No. 8 – Fishing Tips
31 August 2015 | Paul Procter
It’s all about timing, as trout rarely rise all day…
Take a raw day in early spring. Depending on prevailing conditions, optimum temperatures might occur for an hour or two and that’s usually around 1 pm. Now, we can expect Large Dark Olives and, to a lesser extent, March Browns to put in an appearance. Almost instantly, a few dimples can be seen, as trout lock on to struggling duns and emergers. If you’re a dry-fly enthusiast, then make hay, as once any hatch peters out, gone too are those rising fish. Of course, you may still pick fish up using nymphs, but this surely comes as a poor second to what you have just sampled at the surface.
Now, let’s consider a stinking hot day in August (not this August, of course...) With water temperatures climbing into the high teens, trout tend to be that bit more lethargic. More so than ever, they hold off until hatches or spinner falls peak before venturing out to take advantage. With flies blanketing the surface, trout don’t have to exert themselves, thus keeping their oxygen consumption low and remaining comfortable into the bargain.

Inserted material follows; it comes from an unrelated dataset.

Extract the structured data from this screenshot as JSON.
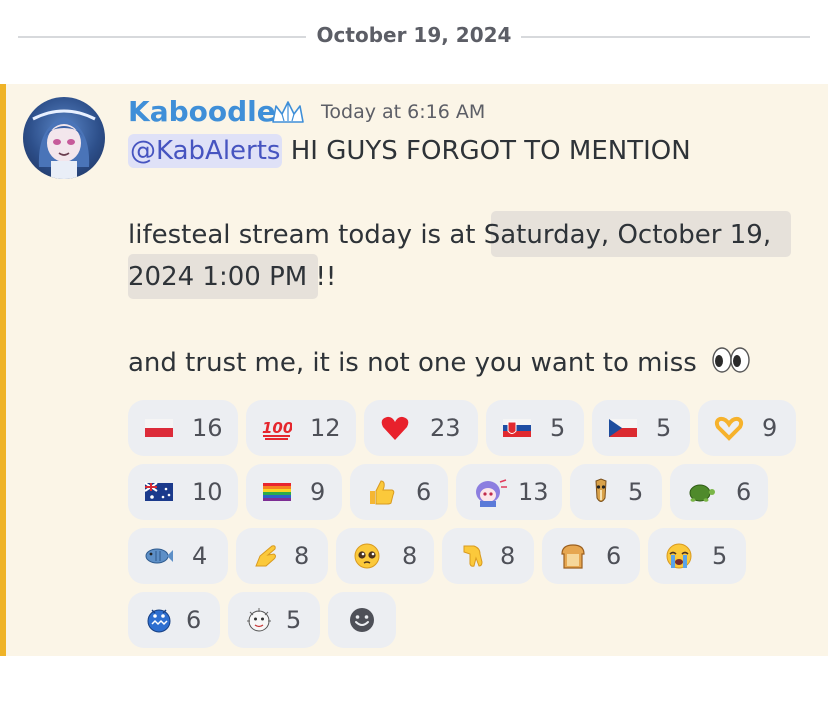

With many other instances just like these, it’s blindingly obvious that those who eagerly arrive way too early or fish the water hard might well be bored, or worn out come the prime time. Maybe then there’s value in that mindset of little and often approach? After all, come high summer in my neck of the woods, we anticipate an hour or so of action that usually begins after 10 pm. Granted, sport only spans an hour or so, yet it’s the best 60 minutes of a day!